Don’t let your ego get in the way. If you don’t know how to respond to a reporter or what to say, speak up. This can be the difference between a media nightmare and a successful story that boosts awareness and sales.
Also, if you have questions about reporting, invoices and more directly related to PR activities, talk to your publicist right away to clear up any confusion. Be confident about what you, and your PR firm, are doing with the media.
Provide feedback after media interviews and other activities.
Once you finish an interview or talk to any reporter, contact your PR representative immediately, and let them know how it went. Your publicist can use this information when they follow-up with media members to try to get the best results possible.
Consider your PR firm as a key part of your team.
Your publicist can give you valuable information to create a positive reputation and obtain third-party credibility you can’t get any other way.
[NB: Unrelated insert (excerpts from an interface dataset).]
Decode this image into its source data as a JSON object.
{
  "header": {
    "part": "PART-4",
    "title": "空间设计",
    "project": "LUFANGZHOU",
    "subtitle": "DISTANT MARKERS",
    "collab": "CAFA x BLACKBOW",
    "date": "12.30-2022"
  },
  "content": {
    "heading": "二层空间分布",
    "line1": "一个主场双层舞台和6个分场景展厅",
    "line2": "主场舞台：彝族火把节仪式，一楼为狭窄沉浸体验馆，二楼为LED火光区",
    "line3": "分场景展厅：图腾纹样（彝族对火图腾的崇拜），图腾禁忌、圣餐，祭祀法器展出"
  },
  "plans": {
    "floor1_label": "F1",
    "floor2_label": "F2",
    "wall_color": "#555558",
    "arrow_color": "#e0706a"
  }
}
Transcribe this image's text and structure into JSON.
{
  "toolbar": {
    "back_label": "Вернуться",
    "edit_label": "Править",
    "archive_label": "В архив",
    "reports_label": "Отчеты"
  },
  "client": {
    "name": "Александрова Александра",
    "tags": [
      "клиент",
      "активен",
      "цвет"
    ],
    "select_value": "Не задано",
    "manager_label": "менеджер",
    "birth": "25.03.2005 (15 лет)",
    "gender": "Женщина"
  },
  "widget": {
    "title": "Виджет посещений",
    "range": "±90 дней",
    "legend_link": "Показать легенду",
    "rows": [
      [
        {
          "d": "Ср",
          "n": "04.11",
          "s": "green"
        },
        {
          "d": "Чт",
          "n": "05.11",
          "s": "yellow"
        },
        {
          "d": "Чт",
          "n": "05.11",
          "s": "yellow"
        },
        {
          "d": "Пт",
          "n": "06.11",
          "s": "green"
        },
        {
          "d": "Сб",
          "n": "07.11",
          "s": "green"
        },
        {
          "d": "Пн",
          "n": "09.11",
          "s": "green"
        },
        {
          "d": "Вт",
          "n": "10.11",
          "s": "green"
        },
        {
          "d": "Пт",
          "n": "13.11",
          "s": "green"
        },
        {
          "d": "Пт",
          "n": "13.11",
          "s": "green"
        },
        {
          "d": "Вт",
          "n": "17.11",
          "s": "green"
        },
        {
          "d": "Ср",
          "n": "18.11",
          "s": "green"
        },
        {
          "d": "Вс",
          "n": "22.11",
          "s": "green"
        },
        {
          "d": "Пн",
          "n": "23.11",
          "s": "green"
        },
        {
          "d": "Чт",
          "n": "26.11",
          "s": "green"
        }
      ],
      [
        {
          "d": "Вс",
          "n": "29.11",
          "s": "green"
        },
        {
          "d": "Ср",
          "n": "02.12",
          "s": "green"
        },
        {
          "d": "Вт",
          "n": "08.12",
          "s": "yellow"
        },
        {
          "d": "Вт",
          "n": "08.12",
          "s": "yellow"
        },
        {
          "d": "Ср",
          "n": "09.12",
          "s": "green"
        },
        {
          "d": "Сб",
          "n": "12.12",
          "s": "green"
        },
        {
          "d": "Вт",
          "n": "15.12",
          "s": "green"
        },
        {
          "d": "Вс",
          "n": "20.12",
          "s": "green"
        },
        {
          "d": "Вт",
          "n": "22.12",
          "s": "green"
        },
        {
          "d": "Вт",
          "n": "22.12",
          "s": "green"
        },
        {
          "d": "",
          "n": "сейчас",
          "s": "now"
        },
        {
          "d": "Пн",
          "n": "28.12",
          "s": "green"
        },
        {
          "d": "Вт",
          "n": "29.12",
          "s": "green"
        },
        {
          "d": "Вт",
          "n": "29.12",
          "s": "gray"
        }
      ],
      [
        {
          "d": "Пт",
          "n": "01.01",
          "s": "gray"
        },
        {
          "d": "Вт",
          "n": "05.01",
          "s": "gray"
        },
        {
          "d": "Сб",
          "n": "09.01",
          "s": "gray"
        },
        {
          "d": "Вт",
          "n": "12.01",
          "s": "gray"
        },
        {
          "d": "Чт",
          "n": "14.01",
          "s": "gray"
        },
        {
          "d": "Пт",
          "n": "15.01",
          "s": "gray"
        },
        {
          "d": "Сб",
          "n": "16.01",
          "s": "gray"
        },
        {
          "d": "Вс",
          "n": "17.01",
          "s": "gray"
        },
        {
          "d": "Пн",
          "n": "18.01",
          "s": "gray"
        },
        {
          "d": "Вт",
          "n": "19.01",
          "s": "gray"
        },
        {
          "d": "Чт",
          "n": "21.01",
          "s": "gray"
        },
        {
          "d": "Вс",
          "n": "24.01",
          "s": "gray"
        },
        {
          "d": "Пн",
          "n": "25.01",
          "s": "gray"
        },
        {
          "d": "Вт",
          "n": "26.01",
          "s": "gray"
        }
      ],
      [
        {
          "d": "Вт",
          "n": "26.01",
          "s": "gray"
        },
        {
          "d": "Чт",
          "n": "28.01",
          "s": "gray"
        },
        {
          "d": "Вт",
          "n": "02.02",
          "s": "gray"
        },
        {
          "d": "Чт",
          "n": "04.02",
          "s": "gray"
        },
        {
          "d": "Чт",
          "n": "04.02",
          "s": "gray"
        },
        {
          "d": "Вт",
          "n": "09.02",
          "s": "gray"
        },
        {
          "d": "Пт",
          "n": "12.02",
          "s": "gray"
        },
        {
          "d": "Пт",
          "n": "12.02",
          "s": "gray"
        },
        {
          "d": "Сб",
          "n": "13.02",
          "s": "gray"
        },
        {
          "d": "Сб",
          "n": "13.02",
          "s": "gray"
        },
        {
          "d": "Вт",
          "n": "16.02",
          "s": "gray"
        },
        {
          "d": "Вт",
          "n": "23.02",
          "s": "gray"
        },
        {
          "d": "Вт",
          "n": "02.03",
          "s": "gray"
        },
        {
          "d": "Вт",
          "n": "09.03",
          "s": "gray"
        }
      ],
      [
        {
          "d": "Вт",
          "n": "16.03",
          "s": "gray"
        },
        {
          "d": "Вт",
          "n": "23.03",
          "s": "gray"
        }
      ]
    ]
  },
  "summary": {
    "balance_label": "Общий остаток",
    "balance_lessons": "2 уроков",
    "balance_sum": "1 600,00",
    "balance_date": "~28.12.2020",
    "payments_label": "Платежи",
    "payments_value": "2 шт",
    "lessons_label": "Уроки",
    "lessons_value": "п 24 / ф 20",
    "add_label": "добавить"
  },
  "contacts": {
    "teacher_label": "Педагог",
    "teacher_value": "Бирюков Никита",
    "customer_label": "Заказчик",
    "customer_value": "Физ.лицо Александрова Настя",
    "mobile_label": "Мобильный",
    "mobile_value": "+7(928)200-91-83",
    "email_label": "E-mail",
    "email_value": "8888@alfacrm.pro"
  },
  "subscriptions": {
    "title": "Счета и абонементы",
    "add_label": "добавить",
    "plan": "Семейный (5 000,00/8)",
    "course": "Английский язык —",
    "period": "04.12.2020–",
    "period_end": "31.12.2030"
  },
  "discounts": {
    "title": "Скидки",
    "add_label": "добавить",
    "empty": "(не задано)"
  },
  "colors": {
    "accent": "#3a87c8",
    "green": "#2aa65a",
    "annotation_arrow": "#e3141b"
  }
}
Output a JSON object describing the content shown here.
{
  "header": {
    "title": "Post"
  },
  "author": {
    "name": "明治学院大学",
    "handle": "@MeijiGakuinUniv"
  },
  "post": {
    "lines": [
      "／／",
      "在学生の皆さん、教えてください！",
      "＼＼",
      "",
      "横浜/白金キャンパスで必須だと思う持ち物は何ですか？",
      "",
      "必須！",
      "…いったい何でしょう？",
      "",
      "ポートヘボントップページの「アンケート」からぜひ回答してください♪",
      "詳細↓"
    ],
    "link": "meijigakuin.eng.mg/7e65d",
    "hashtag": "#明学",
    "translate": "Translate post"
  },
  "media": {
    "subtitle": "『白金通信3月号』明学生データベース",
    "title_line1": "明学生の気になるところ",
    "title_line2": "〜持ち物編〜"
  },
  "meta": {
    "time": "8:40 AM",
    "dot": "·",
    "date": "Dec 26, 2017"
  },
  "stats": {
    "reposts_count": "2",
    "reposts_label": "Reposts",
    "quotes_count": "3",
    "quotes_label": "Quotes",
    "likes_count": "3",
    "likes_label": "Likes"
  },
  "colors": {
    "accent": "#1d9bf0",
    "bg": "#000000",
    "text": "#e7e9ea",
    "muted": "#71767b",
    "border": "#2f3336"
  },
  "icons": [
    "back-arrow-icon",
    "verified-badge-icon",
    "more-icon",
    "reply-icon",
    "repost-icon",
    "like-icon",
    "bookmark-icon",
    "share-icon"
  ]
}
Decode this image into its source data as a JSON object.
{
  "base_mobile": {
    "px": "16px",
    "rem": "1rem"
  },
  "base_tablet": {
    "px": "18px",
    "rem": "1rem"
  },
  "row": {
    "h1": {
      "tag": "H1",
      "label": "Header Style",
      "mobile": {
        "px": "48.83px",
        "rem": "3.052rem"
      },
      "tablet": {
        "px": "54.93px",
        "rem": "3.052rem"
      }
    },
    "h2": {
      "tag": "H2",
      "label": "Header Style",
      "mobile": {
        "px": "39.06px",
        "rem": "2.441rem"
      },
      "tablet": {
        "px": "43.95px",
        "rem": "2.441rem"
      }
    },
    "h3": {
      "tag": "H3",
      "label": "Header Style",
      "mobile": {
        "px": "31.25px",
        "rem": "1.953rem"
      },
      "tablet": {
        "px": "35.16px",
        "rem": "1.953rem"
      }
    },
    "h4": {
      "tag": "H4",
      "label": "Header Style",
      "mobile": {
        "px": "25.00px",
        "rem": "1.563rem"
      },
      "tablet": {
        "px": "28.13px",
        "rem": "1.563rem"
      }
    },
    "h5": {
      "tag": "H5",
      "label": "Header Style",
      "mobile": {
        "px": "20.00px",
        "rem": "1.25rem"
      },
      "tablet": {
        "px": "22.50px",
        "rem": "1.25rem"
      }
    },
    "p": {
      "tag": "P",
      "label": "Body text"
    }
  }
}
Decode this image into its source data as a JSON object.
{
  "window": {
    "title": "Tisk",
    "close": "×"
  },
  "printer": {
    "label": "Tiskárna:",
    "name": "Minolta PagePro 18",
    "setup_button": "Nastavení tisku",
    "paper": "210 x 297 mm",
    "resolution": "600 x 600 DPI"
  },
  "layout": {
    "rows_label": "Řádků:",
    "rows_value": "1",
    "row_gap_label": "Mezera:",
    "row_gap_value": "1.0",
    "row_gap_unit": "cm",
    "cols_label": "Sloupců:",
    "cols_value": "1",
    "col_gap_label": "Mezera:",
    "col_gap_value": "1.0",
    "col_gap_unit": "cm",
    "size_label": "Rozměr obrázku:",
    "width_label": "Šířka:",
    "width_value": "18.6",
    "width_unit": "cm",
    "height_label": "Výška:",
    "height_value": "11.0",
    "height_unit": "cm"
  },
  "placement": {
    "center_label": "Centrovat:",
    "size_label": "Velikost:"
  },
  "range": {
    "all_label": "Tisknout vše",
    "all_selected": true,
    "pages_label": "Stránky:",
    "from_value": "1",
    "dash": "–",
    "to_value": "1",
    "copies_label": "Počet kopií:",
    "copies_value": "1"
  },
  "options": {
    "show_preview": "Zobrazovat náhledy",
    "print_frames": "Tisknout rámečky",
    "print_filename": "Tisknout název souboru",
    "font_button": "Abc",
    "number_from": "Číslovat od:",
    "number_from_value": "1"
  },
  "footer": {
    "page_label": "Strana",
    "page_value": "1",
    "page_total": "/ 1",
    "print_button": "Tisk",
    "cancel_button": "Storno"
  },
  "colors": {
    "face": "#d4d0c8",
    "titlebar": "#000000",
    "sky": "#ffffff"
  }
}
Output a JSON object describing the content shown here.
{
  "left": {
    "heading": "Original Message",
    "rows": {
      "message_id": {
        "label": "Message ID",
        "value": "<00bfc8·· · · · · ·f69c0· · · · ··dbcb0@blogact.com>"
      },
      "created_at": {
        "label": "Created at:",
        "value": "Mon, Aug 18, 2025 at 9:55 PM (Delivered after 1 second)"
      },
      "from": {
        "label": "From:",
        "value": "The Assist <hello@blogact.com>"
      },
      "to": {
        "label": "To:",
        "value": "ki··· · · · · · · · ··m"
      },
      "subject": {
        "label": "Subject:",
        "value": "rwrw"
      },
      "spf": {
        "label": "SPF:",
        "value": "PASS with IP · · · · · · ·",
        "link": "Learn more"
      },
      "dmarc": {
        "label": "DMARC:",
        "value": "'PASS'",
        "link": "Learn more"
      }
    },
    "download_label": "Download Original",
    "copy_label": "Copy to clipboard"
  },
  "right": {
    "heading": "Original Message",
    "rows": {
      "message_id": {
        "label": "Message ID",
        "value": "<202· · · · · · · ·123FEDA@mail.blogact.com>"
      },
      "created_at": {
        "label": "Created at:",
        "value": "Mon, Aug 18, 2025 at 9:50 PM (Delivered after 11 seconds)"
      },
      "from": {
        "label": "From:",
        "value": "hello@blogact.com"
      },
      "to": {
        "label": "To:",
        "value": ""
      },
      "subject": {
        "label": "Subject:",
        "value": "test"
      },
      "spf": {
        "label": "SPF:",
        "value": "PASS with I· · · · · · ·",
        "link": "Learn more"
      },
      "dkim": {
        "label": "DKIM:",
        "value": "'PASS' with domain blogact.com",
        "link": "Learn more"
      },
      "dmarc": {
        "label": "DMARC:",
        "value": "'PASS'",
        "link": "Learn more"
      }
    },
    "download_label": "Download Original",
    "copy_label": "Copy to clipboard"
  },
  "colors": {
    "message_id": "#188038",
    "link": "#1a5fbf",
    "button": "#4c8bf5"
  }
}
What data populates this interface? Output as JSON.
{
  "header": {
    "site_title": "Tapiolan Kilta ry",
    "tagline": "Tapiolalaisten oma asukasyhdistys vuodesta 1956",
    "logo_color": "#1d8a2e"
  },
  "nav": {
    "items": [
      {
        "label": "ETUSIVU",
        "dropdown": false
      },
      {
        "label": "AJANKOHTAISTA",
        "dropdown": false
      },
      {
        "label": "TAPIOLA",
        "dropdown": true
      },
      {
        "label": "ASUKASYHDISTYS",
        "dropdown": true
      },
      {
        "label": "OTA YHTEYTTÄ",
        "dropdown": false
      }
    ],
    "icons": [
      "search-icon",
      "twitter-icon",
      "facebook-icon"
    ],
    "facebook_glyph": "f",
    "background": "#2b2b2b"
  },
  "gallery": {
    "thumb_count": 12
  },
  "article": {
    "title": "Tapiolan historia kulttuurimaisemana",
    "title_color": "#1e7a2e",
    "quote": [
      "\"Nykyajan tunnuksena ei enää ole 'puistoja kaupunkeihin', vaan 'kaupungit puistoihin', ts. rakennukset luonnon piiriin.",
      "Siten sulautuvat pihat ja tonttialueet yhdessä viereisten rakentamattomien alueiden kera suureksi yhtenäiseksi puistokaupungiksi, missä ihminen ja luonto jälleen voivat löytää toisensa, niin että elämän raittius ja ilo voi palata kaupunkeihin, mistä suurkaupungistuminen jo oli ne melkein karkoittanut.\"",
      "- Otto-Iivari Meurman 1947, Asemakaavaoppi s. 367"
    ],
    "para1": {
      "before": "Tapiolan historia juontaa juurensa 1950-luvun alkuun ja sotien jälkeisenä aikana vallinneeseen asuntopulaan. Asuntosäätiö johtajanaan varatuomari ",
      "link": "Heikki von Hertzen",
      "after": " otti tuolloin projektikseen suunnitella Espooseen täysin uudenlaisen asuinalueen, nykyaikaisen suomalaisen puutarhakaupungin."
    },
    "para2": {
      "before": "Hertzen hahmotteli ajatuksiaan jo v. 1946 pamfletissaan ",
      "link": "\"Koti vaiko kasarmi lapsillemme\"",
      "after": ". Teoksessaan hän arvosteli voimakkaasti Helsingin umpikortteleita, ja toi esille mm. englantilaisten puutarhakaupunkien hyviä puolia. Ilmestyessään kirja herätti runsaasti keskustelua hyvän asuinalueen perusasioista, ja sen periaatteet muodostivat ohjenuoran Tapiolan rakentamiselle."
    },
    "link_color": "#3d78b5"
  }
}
Plus, they have a significant role in forming your B2B’s relationship with the press and successfully getting your message out to your target market.
Share marketing objectives and company goals.
Your PR firm needs to know what’s going on at your B2B and what you hope to accomplish now and in the future. This is the only way they can create appropriate campaigns that align with your overall, marketing strategies and business goals.
Pay them on time.
Often, your PR firm will pay for press-release distribution services, media tours, various campaigns and more directly so that important publicity activities can move forward on time and within appropriate deadlines.
Be sure to pay their invoices on time so they can be reimbursed for these expenses. If you pay late or not at all, your PR firm may charge you extra fees and stop promoting your B2B accordingly.
It’s All About Trust and Building A Long-Term, Positive Relationship.
When you spend the money to hire a PR firm for your B2B, you want to get the most out of this relationship possible. Be sure to communicate with your publicist and treat them with respect. Give them the materials and information they need in a timely matter, and listen to their insights and ideas.
This way, you can work together to produce unique story angles that stand out from the competition and catapult your business to the next level of success.
Latest posts by Melanie Rembrandt (see all)
- How comms pros can help B2B CEOs thrive - May 13, 2019
- 5 Key questions for CIOs to ask communications team members - April 1, 2019
- 3 Reasons CPOs should include their PR team at the product inception stage - March 11, 2019